Biohazardous waste, as defined by Iowa State University, is “All biologically contaminated waste that could potentially cause harm to humans, domestic or wild animals or plants. Examples include human and animal blood, tissues, and certain body fluids, recombinant DNA, and human, animal or plant pathogens.”
The short checklist you can run through your head to figure out if something is biohazardous waste is:
- Things soaked in blood
- Tissues or contaminated items created during a procedure
- Items that are potentially infectious, or that come from an infectious patient
If your waste fits these criteria you must place it in a biohazardous waste collection bag.
What Is a Bio-Bag?
A bio bag, also known as a biohazard waste collection bag or a red bag, is simply a red colored bag used to collect solid biohazardous or infectious waste. These bags are mainly used to separate infectious waste that must be sterilized from regular garbage.

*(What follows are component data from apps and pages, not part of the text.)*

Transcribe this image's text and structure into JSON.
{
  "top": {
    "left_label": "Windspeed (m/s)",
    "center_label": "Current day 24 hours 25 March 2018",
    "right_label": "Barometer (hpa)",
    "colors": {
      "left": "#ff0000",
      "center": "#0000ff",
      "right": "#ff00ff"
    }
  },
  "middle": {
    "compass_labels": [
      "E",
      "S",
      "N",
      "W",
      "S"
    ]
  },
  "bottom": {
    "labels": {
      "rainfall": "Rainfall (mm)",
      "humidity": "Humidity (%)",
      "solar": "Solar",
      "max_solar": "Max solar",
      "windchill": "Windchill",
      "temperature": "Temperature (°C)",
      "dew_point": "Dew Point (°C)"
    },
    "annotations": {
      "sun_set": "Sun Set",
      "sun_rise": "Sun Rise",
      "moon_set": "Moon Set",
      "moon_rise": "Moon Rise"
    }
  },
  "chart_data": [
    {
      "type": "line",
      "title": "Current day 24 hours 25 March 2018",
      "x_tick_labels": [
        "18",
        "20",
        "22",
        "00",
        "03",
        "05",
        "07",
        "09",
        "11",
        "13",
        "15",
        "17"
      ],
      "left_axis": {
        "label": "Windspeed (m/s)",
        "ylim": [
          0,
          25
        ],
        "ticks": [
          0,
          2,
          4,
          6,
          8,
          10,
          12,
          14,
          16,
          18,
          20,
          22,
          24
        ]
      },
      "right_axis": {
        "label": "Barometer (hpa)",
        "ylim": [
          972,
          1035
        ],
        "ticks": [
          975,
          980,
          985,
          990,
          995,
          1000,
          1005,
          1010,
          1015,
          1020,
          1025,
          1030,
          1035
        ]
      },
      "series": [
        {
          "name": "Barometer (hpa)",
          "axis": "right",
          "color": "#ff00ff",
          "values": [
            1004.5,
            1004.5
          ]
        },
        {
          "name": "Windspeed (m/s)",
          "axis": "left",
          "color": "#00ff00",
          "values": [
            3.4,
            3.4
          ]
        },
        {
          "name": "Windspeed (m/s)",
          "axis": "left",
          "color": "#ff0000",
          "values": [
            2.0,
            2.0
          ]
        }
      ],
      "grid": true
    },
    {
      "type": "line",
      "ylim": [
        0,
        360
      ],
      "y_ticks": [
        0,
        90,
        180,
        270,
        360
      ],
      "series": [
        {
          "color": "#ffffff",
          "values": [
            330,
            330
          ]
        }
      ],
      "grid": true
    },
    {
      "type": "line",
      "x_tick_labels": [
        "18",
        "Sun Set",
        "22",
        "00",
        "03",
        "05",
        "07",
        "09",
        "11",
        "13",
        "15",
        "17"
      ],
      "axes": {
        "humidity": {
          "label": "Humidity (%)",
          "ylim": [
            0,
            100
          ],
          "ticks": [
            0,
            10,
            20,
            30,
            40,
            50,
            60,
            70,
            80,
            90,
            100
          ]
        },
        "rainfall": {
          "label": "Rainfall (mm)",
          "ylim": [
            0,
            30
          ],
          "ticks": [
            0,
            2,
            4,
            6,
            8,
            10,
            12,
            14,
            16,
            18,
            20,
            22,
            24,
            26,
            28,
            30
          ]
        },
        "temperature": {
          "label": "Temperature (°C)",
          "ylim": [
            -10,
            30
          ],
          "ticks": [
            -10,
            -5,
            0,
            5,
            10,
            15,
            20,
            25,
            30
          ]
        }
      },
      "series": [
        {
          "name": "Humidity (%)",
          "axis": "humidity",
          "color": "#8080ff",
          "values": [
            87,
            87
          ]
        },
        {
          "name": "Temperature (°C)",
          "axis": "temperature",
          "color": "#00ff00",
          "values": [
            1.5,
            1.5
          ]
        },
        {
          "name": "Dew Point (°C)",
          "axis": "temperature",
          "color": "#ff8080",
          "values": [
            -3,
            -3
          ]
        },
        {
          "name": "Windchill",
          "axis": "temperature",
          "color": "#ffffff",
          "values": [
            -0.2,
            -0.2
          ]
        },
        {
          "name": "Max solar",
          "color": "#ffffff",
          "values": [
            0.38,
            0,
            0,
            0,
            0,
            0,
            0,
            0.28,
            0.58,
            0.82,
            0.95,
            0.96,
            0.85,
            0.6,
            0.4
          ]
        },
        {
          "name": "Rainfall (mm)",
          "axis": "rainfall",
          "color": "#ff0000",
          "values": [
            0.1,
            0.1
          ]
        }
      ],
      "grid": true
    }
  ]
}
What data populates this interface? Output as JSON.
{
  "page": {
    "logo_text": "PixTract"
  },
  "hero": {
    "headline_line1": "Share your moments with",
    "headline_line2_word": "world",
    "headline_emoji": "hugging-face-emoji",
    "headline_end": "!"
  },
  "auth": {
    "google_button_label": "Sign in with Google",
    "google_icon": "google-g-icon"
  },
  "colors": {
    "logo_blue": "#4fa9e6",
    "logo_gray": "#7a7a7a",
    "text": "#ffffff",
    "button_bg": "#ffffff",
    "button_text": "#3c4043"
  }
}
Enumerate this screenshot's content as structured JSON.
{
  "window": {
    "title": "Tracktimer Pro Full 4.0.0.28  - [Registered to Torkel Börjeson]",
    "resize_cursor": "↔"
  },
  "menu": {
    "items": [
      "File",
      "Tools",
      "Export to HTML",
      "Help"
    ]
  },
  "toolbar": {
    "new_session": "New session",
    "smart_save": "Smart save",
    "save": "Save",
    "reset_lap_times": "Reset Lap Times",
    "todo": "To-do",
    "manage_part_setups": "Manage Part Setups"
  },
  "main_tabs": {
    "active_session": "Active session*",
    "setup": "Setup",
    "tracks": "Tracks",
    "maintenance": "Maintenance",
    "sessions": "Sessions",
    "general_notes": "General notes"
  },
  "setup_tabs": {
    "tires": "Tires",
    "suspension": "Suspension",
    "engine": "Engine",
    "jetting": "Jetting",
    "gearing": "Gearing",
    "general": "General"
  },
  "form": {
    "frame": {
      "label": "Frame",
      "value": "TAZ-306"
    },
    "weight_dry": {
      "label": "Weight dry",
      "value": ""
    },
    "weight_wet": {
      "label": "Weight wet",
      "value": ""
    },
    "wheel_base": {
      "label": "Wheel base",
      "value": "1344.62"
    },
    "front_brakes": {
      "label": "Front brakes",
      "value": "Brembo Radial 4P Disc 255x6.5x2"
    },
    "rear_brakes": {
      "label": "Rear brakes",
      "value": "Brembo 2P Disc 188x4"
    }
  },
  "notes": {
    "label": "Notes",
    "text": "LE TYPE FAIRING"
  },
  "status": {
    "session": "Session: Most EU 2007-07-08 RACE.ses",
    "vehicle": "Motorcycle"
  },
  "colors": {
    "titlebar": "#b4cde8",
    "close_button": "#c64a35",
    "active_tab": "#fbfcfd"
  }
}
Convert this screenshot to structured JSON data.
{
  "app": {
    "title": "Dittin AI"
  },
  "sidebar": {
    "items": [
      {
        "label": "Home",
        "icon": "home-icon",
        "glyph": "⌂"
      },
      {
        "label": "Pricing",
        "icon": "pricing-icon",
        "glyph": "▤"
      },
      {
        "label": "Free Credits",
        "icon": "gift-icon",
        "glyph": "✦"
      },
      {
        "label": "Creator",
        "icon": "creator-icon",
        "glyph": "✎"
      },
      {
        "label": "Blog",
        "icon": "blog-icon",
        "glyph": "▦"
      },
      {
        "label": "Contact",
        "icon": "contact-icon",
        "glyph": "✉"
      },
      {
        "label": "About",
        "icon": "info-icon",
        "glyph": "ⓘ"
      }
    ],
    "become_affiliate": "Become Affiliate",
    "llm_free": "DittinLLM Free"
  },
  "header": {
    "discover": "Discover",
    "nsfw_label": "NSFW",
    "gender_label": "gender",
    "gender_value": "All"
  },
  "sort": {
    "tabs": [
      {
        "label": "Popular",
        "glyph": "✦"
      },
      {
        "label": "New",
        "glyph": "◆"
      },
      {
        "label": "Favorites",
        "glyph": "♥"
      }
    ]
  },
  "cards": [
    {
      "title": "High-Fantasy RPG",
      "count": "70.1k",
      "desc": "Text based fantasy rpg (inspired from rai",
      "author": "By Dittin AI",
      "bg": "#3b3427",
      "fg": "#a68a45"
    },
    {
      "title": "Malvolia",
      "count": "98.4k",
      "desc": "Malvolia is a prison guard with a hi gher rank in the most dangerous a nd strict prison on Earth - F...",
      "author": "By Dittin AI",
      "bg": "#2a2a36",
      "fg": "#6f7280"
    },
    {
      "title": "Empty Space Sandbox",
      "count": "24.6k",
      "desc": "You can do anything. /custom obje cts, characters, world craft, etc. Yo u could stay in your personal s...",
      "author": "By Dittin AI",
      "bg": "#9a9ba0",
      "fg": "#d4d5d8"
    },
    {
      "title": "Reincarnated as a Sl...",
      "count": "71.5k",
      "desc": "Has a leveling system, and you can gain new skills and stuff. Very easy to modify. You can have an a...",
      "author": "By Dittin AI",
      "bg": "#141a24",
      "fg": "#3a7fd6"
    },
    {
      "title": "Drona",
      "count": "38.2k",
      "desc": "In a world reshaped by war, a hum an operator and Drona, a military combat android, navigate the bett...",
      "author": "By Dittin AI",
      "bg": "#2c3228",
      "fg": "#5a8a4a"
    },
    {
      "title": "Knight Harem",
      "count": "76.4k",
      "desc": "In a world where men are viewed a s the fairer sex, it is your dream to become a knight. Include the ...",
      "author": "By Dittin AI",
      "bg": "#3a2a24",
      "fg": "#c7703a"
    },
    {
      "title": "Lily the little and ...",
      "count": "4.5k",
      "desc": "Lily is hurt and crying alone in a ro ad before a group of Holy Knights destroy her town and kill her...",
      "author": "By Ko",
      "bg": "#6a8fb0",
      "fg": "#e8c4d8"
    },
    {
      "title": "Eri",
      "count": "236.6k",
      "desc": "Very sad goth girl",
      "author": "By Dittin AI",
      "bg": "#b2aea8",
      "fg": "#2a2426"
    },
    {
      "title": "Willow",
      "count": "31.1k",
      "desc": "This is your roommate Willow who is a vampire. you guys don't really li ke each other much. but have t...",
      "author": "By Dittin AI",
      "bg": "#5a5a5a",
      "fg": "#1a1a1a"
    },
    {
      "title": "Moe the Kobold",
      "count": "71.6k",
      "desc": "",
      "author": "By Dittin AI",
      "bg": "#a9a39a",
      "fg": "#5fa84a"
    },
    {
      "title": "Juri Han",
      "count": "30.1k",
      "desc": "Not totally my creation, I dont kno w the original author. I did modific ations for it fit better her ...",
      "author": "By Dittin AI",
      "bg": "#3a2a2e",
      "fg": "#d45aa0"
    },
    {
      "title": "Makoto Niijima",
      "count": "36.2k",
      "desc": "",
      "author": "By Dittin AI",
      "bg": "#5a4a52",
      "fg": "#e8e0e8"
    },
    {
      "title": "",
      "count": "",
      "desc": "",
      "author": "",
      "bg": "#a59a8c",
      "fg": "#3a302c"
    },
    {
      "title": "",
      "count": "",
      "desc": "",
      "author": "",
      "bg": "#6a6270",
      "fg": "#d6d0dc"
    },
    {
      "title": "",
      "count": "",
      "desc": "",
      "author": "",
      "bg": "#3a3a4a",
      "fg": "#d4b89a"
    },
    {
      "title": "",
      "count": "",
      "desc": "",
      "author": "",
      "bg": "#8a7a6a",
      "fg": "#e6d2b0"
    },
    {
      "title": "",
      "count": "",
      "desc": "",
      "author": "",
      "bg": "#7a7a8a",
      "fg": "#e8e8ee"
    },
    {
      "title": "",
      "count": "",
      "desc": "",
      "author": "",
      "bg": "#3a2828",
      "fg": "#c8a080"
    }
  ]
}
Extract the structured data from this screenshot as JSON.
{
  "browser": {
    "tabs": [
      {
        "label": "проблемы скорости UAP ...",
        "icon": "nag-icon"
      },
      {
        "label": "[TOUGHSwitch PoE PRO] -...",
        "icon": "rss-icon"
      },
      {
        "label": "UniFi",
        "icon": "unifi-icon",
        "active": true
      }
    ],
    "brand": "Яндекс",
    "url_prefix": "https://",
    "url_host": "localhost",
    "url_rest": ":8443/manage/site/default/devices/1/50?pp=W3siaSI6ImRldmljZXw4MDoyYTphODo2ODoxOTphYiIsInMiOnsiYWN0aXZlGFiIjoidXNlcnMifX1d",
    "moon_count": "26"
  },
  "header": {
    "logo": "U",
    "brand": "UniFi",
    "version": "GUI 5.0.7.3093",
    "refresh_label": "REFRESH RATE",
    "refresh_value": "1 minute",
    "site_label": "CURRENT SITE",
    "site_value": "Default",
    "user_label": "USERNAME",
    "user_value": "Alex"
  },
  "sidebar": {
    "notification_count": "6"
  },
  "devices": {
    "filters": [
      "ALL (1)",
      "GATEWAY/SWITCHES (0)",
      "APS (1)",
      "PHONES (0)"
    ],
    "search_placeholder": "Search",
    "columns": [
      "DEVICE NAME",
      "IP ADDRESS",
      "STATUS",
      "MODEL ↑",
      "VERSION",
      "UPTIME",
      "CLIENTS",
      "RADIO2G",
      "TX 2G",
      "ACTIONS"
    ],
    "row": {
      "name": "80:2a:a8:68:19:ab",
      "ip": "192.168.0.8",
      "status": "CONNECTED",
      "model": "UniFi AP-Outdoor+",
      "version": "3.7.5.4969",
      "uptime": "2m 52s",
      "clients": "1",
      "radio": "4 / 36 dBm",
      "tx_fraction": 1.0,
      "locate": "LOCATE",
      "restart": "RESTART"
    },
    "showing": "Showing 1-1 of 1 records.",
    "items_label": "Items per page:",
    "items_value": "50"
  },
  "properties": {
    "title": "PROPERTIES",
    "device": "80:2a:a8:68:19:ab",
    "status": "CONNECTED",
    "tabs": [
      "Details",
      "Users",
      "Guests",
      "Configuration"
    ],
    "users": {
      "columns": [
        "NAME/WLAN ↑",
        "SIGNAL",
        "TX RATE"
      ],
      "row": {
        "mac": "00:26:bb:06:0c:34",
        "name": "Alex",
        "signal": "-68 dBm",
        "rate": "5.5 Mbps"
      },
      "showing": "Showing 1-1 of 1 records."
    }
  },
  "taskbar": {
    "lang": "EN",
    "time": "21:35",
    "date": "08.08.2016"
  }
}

If you mix up this waste you either waste money having your medical waste disposal vendor picking up regular garbage, or you harm the environment by not having your medical waste disposed of properly.
When Should I Use a Bio Bag?
When waste is infectious, blood, refer to complete guide to biohazard waste disposal.
Bio-bags should only be used when you have biohazardous waste! If you follow the checklist above, you should be safe in throwing trash into the red bag. However, I would err on the side of caution if you don’t know if something should go in a bio bag. It’s better to over-use the bag than to under-use it.
If you’d like a more comprehensive Guide to Biohazard Waste Disposal, check it out here.
What Do I Do with a Full Bio-Bag?
When your bag is full, you simply tie it up, place it in your secondary holding container, and have your medical waste disposal company come pick it up!